Task brief
Return each entry precisely as it appears below.
########
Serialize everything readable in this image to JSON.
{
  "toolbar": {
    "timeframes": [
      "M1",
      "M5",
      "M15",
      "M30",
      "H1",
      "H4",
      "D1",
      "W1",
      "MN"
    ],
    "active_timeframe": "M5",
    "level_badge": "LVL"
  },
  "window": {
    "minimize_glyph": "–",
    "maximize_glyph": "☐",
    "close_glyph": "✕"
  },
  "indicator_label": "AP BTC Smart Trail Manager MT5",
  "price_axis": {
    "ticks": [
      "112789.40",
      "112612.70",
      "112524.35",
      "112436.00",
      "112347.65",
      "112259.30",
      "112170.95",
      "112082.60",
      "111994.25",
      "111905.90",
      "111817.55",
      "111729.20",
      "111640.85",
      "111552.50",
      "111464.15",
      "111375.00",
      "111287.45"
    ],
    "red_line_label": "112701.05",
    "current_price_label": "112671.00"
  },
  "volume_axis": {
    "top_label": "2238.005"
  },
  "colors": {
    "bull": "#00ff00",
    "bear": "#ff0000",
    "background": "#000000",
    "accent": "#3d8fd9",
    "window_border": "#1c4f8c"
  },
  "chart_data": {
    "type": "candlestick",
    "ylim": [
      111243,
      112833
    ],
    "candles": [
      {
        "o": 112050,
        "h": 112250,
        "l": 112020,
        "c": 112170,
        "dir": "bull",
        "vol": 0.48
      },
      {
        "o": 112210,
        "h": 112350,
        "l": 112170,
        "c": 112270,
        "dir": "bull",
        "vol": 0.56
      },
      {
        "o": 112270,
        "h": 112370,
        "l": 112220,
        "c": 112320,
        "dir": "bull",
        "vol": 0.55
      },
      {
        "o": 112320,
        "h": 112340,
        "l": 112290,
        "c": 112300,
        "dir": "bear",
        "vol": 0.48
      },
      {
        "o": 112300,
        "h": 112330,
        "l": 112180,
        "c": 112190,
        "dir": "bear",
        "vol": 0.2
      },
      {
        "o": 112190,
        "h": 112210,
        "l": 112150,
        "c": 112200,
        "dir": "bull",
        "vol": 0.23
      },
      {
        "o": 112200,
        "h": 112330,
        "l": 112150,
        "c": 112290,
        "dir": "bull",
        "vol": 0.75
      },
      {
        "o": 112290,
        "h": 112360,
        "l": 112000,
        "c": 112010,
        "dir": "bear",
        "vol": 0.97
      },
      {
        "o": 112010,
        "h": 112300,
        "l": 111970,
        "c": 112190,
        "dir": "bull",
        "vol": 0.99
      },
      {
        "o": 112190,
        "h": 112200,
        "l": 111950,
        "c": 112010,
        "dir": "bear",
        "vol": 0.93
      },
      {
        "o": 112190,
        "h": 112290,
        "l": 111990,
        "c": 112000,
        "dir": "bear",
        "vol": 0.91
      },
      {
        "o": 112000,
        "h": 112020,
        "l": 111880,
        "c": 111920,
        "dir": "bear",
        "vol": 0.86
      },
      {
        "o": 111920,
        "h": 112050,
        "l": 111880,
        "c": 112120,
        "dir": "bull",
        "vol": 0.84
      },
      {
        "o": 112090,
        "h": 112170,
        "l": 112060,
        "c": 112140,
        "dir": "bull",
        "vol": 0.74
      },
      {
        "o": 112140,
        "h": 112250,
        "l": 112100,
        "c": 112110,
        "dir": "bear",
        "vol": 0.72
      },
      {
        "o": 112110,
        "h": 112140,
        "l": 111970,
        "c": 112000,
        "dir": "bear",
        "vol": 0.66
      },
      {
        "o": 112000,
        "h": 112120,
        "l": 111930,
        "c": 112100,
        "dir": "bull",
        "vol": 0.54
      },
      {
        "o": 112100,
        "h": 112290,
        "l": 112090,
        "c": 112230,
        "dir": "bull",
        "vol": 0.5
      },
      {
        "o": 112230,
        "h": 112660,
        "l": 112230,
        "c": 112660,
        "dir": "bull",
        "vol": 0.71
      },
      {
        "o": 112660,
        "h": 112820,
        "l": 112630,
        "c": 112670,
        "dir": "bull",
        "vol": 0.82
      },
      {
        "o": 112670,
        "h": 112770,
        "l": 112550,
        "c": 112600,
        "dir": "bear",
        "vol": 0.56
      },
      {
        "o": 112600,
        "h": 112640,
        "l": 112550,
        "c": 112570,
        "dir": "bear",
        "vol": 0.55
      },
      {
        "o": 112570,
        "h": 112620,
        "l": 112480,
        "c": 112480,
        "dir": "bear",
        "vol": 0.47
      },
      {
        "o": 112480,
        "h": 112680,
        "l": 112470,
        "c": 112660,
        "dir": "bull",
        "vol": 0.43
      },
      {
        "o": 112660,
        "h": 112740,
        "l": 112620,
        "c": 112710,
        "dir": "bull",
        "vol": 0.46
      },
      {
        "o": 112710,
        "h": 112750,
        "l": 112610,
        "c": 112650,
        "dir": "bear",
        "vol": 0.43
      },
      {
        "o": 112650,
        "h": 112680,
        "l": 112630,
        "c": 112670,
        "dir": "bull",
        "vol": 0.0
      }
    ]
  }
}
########
Answer space
Serialize everything readable in this image to JSON.
{
  "toolbar": {
    "timeframes": [
      "M1",
      "M5",
      "M15",
      "M30",
      "H1",
      "H4",
      "D1",
      "W1",
      "MN"
    ],
    "active_timeframe": "M5",
    "level_badge": "LVL"
  },
  "window": {
    "minimize_glyph": "–",
    "maximize_glyph": "☐",
    "close_glyph": "✕"
  },
  "indicator_label": "AP BTC Smart Trail Manager MT5",
  "price_axis": {
    "ticks": [
      "112789.40",
      "112612.70",
      "112524.35",
      "112436.00",
      "112347.65",
      "112259.30",
      "112170.95",
      "112082.60",
      "111994.25",
      "111905.90",
      "111817.55",
      "111729.20",
      "111640.85",
      "111552.50",
      "111464.15",
      "111375.00",
      "111287.45"
    ],
    "red_line_label": "112701.05",
    "current_price_label": "112671.00"
  },
  "volume_axis": {
    "top_label": "2238.005"
  },
  "colors": {
    "bull": "#00ff00",
    "bear": "#ff0000",
    "background": "#000000",
    "accent": "#3d8fd9",
    "window_border": "#1c4f8c"
  },
  "chart_data": {
    "type": "candlestick",
    "ylim": [
      111243,
      112833
    ],
    "candles": [
      {
        "o": 112050,
        "h": 112250,
        "l": 112020,
        "c": 112170,
        "dir": "bull",
        "vol": 0.48
      },
      {
        "o": 112210,
        "h": 112350,
        "l": 112170,
        "c": 112270,
        "dir": "bull",
        "vol": 0.56
      },
      {
        "o": 112270,
        "h": 112370,
        "l": 112220,
        "c": 112320,
        "dir": "bull",
        "vol": 0.55
      },
      {
        "o": 112320,
        "h": 112340,
        "l": 112290,
        "c": 112300,
        "dir": "bear",
        "vol": 0.48
      },
      {
        "o": 112300,
        "h": 112330,
        "l": 112180,
        "c": 112190,
        "dir": "bear",
        "vol": 0.2
      },
      {
        "o": 112190,
        "h": 112210,
        "l": 112150,
        "c": 112200,
        "dir": "bull",
        "vol": 0.23
      },
      {
        "o": 112200,
        "h": 112330,
        "l": 112150,
        "c": 112290,
        "dir": "bull",
        "vol": 0.75
      },
      {
        "o": 112290,
        "h": 112360,
        "l": 112000,
        "c": 112010,
        "dir": "bear",
        "vol": 0.97
      },
      {
        "o": 112010,
        "h": 112300,
        "l": 111970,
        "c": 112190,
        "dir": "bull",
        "vol": 0.99
      },
      {
        "o": 112190,
        "h": 112200,
        "l": 111950,
        "c": 112010,
        "dir": "bear",
        "vol": 0.93
      },
      {
        "o": 112190,
        "h": 112290,
        "l": 111990,
        "c": 112000,
        "dir": "bear",
        "vol": 0.91
      },
      {
        "o": 112000,
        "h": 112020,
        "l": 111880,
        "c": 111920,
        "dir": "bear",
        "vol": 0.86
      },
      {
        "o": 111920,
        "h": 112050,
        "l": 111880,
        "c": 112120,
        "dir": "bull",
        "vol": 0.84
      },
      {
        "o": 112090,
        "h": 112170,
        "l": 112060,
        "c": 112140,
        "dir": "bull",
        "vol": 0.74
      },
      {
        "o": 112140,
        "h": 112250,
        "l": 112100,
        "c": 112110,
        "dir": "bear",
        "vol": 0.72
      },
      {
        "o": 112110,
        "h": 112140,
        "l": 111970,
        "c": 112000,
        "dir": "bear",
        "vol": 0.66
      },
      {
        "o": 112000,
        "h": 112120,
        "l": 111930,
        "c": 112100,
        "dir": "bull",
        "vol": 0.54
      },
      {
        "o": 112100,
        "h": 112290,
        "l": 112090,
        "c": 112230,
        "dir": "bull",
        "vol": 0.5
      },
      {
        "o": 112230,
        "h": 112660,
        "l": 112230,
        "c": 112660,
        "dir": "bull",
        "vol": 0.71
      },
      {
        "o": 112660,
        "h": 112820,
        "l": 112630,
        "c": 112670,
        "dir": "bull",
        "vol": 0.82
      },
      {
        "o": 112670,
        "h": 112770,
        "l": 112550,
        "c": 112600,
        "dir": "bear",
        "vol": 0.56
      },
      {
        "o": 112600,
        "h": 112640,
        "l": 112550,
        "c": 112570,
        "dir": "bear",
        "vol": 0.55
      },
      {
        "o": 112570,
        "h": 112620,
        "l": 112480,
        "c": 112480,
        "dir": "bear",
        "vol": 0.47
      },
      {
        "o": 112480,
        "h": 112680,
        "l": 112470,
        "c": 112660,
        "dir": "bull",
        "vol": 0.43
      },
      {
        "o": 112660,
        "h": 112740,
        "l": 112620,
        "c": 112710,
        "dir": "bull",
        "vol": 0.46
      },
      {
        "o": 112710,
        "h": 112750,
        "l": 112610,
        "c": 112650,
        "dir": "bear",
        "vol": 0.43
      },
      {
        "o": 112650,
        "h": 112680,
        "l": 112630,
        "c": 112670,
        "dir": "bull",
        "vol": 0.0
      }
    ]
  }
}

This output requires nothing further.